Useful jQuery pattern

, 24/09/2017

jQuery lightweight plugin pattern

/*!
 * jQuery lightweight plugin boilerplate
 * Original author: @ajpiano
 * Further changes, comments: @addyosmani
 * Licensed under the MIT license
 */

// the semi-colon before the function invocation is a safety
// net against concatenated scripts and/or other plugins
// that are not closed properly.
;(function ( $, window, document, undefined ) {

    // undefined is used here as the undefined global
    // variable in ECMAScript 3 and is mutable (i.e. it can
    // be changed by someone else). undefined isn't really
    // being passed in so we can ensure that its value is
    // truly undefined. In ES5, undefined can no longer be
    // modified.

    // window and document are passed through as local
    // variables rather than as globals, because this (slightly)
    // quickens the resolution process and can be more
    // efficiently minified (especially when both are
    // regularly referenced in your plugin).

    // Create the defaults once
    var pluginName = "defaultPluginName",
        defaults = {
            propertyName: "value"
        };

    // The actual plugin constructor
    function Plugin( element, options ) {
        this.element = element;

        // jQuery has an extend method that merges the
        // contents of two or more objects, storing the
        // result in the first object. The first object
        // is generally empty because we don't want to alter
        // the default options for future instances of the plugin
        this.options = $.extend( {}, defaults, options) ;

        this._defaults = defaults;
        this._name = pluginName;

        this.init();
    }

    Plugin.prototype = {

        init: function() {
            // Place initialization logic here
            // You already have access to the DOM element and
            // the options via the instance, e.g. this.element
            // and this.options
            // you can add more functions like the one below and
            // call them like so: this.yourOtherFunction(this.element, this.options).
        },
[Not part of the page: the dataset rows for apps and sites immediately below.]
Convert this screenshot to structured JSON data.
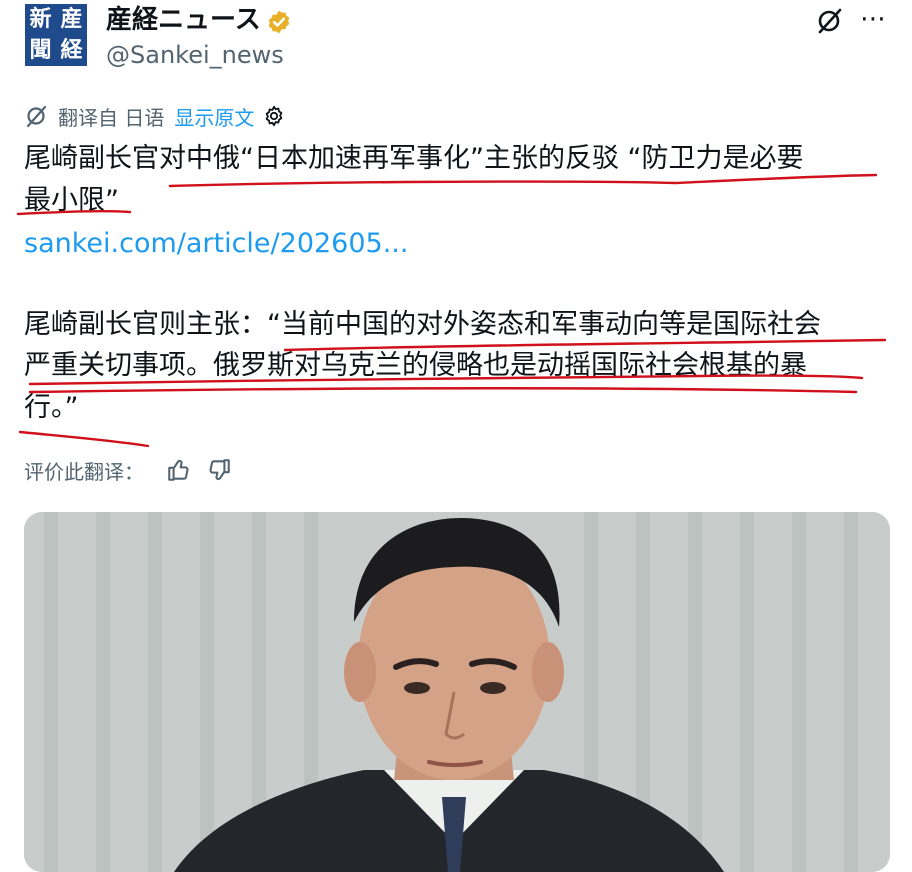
{
  "post": {
    "author": {
      "display_name": "産経ニュース",
      "handle": "@Sankei_news",
      "avatar_chars": [
        "新",
        "産",
        "聞",
        "経"
      ],
      "verified_color": "#E8B028"
    },
    "translation": {
      "label": "翻译自 日语",
      "show_original": "显示原文"
    },
    "headline_lines": [
      "尾崎副长官对中俄“日本加速再军事化”主张的反驳 “防卫力是必要",
      "最小限”"
    ],
    "link": "sankei.com/article/202605...",
    "body_lines": [
      "尾崎副长官则主张：“当前中国的对外姿态和军事动向等是国际社会",
      "严重关切事项。俄罗斯对乌克兰的侵略也是动摇国际社会根基的暴",
      "行。”"
    ],
    "rate_label": "评价此翻译：",
    "media": {
      "description": "photo"
    }
  },
  "icons": [
    "grok-icon",
    "more-icon",
    "translate-icon",
    "gear-icon",
    "thumbs-up-icon",
    "thumbs-down-icon",
    "verified-badge-icon"
  ],
  "colors": {
    "link": "#1D9BF0",
    "secondary_text": "#536471",
    "annotation_underline": "#D0101A",
    "avatar_bg": "#1F4A8C"
  }
}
        yourOtherFunction: function(el, options) {
            // some logic
        }
    };

    // A really lightweight plugin wrapper around the constructor,
    // preventing against multiple instantiations
    $.fn[pluginName] = function ( options ) {
        return this.each(function () {
            if (!$.data(this, "plugin_" + pluginName)) {
                $.data(this, "plugin_" + pluginName,
                new Plugin( this, options ));
            }
        });
    };

})( jQuery, window, document );

Taken from : https://github.com/jquery-boilerplate/jquery-patterns

jQuery IIFE method

Benefits : This pattern makes it easier to separate your logic (from a code design perspective) since not everything has to be wrapped inside of a single anonymous function. It will also improve your application’s page load performance, since not everything needs to initialized right away.

   // IIFE - Immediately Invoked Function Expression
  (function(yourcode) {

      // The global jQuery object is passed as a parameter
      yourcode(window.jQuery, window, document);

      }(function($, window, document) {

          // The $ is now locally scoped 
          $(function() {

              // The DOM is ready!

          });

          // The rest of your code goes here!

      }
  ));

Taken from http://gregfranko.com/blog/jquery-best-practices/